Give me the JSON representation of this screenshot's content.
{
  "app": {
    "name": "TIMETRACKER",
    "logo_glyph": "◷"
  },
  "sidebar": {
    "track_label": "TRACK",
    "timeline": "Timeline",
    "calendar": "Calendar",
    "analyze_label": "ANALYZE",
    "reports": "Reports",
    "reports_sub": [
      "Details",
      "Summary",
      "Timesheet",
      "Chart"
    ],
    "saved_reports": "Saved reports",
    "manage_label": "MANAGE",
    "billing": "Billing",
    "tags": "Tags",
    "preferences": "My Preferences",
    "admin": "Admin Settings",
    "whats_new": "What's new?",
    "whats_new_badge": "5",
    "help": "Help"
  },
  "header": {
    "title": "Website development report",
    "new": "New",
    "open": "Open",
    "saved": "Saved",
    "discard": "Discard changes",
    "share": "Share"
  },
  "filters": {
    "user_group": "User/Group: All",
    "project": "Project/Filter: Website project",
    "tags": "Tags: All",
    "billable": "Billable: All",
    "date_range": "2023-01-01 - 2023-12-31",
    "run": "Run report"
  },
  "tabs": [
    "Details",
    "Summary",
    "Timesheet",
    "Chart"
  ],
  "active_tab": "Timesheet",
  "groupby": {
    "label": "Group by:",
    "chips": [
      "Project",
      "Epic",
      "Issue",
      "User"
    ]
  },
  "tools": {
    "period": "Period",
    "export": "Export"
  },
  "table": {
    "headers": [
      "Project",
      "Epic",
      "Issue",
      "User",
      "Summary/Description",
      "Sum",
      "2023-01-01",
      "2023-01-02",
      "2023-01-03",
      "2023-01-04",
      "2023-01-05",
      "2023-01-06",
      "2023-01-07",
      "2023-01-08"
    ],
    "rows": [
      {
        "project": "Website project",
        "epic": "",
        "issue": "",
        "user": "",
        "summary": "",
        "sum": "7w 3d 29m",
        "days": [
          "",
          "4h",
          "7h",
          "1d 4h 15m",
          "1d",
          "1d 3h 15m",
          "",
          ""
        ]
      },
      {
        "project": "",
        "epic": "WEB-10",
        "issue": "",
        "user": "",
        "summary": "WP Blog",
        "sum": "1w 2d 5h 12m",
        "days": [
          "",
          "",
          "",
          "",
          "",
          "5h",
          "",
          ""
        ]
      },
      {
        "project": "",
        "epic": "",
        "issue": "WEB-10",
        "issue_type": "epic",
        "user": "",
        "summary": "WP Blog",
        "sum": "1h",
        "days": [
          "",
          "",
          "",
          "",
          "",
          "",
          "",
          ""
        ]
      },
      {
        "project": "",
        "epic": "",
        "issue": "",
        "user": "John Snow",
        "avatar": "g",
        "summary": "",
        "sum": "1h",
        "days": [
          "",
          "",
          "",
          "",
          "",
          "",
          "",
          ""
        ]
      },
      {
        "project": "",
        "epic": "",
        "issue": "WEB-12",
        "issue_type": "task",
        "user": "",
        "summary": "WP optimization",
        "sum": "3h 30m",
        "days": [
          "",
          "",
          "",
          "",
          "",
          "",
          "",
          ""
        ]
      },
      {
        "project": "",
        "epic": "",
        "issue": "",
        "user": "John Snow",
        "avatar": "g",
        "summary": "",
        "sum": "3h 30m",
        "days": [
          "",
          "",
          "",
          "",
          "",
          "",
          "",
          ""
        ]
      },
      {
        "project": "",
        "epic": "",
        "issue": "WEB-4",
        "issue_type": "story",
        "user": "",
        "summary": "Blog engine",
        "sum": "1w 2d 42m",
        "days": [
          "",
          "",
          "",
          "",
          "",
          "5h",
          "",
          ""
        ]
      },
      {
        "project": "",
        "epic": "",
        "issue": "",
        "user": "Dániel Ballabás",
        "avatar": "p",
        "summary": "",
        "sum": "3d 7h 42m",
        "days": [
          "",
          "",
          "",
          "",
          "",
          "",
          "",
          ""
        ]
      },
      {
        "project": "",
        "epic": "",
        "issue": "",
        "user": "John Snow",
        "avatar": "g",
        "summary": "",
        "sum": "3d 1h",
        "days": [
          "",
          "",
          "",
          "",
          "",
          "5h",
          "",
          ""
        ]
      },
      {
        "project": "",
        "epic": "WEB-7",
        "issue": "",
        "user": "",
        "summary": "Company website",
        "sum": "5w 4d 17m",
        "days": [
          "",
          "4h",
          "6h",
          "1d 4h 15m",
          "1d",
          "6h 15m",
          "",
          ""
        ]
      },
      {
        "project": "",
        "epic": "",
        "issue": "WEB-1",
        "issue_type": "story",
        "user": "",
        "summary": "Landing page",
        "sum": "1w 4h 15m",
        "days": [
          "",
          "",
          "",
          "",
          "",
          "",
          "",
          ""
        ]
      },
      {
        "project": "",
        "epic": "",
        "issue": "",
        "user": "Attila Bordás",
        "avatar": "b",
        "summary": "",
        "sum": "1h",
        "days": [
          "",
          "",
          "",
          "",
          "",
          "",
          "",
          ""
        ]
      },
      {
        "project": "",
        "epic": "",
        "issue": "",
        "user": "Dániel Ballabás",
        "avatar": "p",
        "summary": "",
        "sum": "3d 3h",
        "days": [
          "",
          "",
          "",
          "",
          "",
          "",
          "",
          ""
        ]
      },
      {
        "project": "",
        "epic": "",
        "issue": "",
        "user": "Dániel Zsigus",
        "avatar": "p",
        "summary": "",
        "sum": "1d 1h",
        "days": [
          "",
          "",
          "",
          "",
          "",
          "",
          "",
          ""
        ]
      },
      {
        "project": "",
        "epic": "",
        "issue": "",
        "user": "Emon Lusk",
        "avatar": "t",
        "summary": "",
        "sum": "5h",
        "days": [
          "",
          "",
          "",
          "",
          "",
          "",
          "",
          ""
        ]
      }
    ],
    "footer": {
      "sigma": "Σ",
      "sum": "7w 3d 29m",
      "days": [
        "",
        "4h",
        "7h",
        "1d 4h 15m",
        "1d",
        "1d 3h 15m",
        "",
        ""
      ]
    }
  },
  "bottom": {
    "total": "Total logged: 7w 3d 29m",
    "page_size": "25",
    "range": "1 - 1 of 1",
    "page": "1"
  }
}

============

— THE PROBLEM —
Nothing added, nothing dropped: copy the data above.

— TASK SOLUTION —
Give me the JSON representation of this screenshot's content.
{
  "app": {
    "name": "TIMETRACKER",
    "logo_glyph": "◷"
  },
  "sidebar": {
    "track_label": "TRACK",
    "timeline": "Timeline",
    "calendar": "Calendar",
    "analyze_label": "ANALYZE",
    "reports": "Reports",
    "reports_sub": [
      "Details",
      "Summary",
      "Timesheet",
      "Chart"
    ],
    "saved_reports": "Saved reports",
    "manage_label": "MANAGE",
    "billing": "Billing",
    "tags": "Tags",
    "preferences": "My Preferences",
    "admin": "Admin Settings",
    "whats_new": "What's new?",
    "whats_new_badge": "5",
    "help": "Help"
  },
  "header": {
    "title": "Website development report",
    "new": "New",
    "open": "Open",
    "saved": "Saved",
    "discard": "Discard changes",
    "share": "Share"
  },
  "filters": {
    "user_group": "User/Group: All",
    "project": "Project/Filter: Website project",
    "tags": "Tags: All",
    "billable": "Billable: All",
    "date_range": "2023-01-01 - 2023-12-31",
    "run": "Run report"
  },
  "tabs": [
    "Details",
    "Summary",
    "Timesheet",
    "Chart"
  ],
  "active_tab": "Timesheet",
  "groupby": {
    "label": "Group by:",
    "chips": [
      "Project",
      "Epic",
      "Issue",
      "User"
    ]
  },
  "tools": {
    "period": "Period",
    "export": "Export"
  },
  "table": {
    "headers": [
      "Project",
      "Epic",
      "Issue",
      "User",
      "Summary/Description",
      "Sum",
      "2023-01-01",
      "2023-01-02",
      "2023-01-03",
      "2023-01-04",
      "2023-01-05",
      "2023-01-06",
      "2023-01-07",
      "2023-01-08"
    ],
    "rows": [
      {
        "project": "Website project",
        "epic": "",
        "issue": "",
        "user": "",
        "summary": "",
        "sum": "7w 3d 29m",
        "days": [
          "",
          "4h",
          "7h",
          "1d 4h 15m",
          "1d",
          "1d 3h 15m",
          "",
          ""
        ]
      },
      {
        "project": "",
        "epic": "WEB-10",
        "issue": "",
        "user": "",
        "summary": "WP Blog",
        "sum": "1w 2d 5h 12m",
        "days": [
          "",
          "",
          "",
          "",
          "",
          "5h",
          "",
          ""
        ]
      },
      {
        "project": "",
        "epic": "",
        "issue": "WEB-10",
        "issue_type": "epic",
        "user": "",
        "summary": "WP Blog",
        "sum": "1h",
        "days": [
          "",
          "",
          "",
          "",
          "",
          "",
          "",
          ""
        ]
      },
      {
        "project": "",
        "epic": "",
        "issue": "",
        "user": "John Snow",
        "avatar": "g",
        "summary": "",
        "sum": "1h",
        "days": [
          "",
          "",
          "",
          "",
          "",
          "",
          "",
          ""
        ]
      },
      {
        "project": "",
        "epic": "",
        "issue": "WEB-12",
        "issue_type": "task",
        "user": "",
        "summary": "WP optimization",
        "sum": "3h 30m",
        "days": [
          "",
          "",
          "",
          "",
          "",
          "",
          "",
          ""
        ]
      },
      {
        "project": "",
        "epic": "",
        "issue": "",
        "user": "John Snow",
        "avatar": "g",
        "summary": "",
        "sum": "3h 30m",
        "days": [
          "",
          "",
          "",
          "",
          "",
          "",
          "",
          ""
        ]
      },
      {
        "project": "",
        "epic": "",
        "issue": "WEB-4",
        "issue_type": "story",
        "user": "",
        "summary": "Blog engine",
        "sum": "1w 2d 42m",
        "days": [
          "",
          "",
          "",
          "",
          "",
          "5h",
          "",
          ""
        ]
      },
      {
        "project": "",
        "epic": "",
        "issue": "",
        "user": "Dániel Ballabás",
        "avatar": "p",
        "summary": "",
        "sum": "3d 7h 42m",
        "days": [
          "",
          "",
          "",
          "",
          "",
          "",
          "",
          ""
        ]
      },
      {
        "project": "",
        "epic": "",
        "issue": "",
        "user": "John Snow",
        "avatar": "g",
        "summary": "",
        "sum": "3d 1h",
        "days": [
          "",
          "",
          "",
          "",
          "",
          "5h",
          "",
          ""
        ]
      },
      {
        "project": "",
        "epic": "WEB-7",
        "issue": "",
        "user": "",
        "summary": "Company website",
        "sum": "5w 4d 17m",
        "days": [
          "",
          "4h",
          "6h",
          "1d 4h 15m",
          "1d",
          "6h 15m",
          "",
          ""
        ]
      },
      {
        "project": "",
        "epic": "",
        "issue": "WEB-1",
        "issue_type": "story",
        "user": "",
        "summary": "Landing page",
        "sum": "1w 4h 15m",
        "days": [
          "",
          "",
          "",
          "",
          "",
          "",
          "",
          ""
        ]
      },
      {
        "project": "",
        "epic": "",
        "issue": "",
        "user": "Attila Bordás",
        "avatar": "b",
        "summary": "",
        "sum": "1h",
        "days": [
          "",
          "",
          "",
          "",
          "",
          "",
          "",
          ""
        ]
      },
      {
        "project": "",
        "epic": "",
        "issue": "",
        "user": "Dániel Ballabás",
        "avatar": "p",
        "summary": "",
        "sum": "3d 3h",
        "days": [
          "",
          "",
          "",
          "",
          "",
          "",
          "",
          ""
        ]
      },
      {
        "project": "",
        "epic": "",
        "issue": "",
        "user": "Dániel Zsigus",
        "avatar": "p",
        "summary": "",
        "sum": "1d 1h",
        "days": [
          "",
          "",
          "",
          "",
          "",
          "",
          "",
          ""
        ]
      },
      {
        "project": "",
        "epic": "",
        "issue": "",
        "user": "Emon Lusk",
        "avatar": "t",
        "summary": "",
        "sum": "5h",
        "days": [
          "",
          "",
          "",
          "",
          "",
          "",
          "",
          ""
        ]
      }
    ],
    "footer": {
      "sigma": "Σ",
      "sum": "7w 3d 29m",
      "days": [
        "",
        "4h",
        "7h",
        "1d 4h 15m",
        "1d",
        "1d 3h 15m",
        "",
        ""
      ]
    }
  },
  "bottom": {
    "total": "Total logged: 7w 3d 29m",
    "page_size": "25",
    "range": "1 - 1 of 1",
    "page": "1"
  }
}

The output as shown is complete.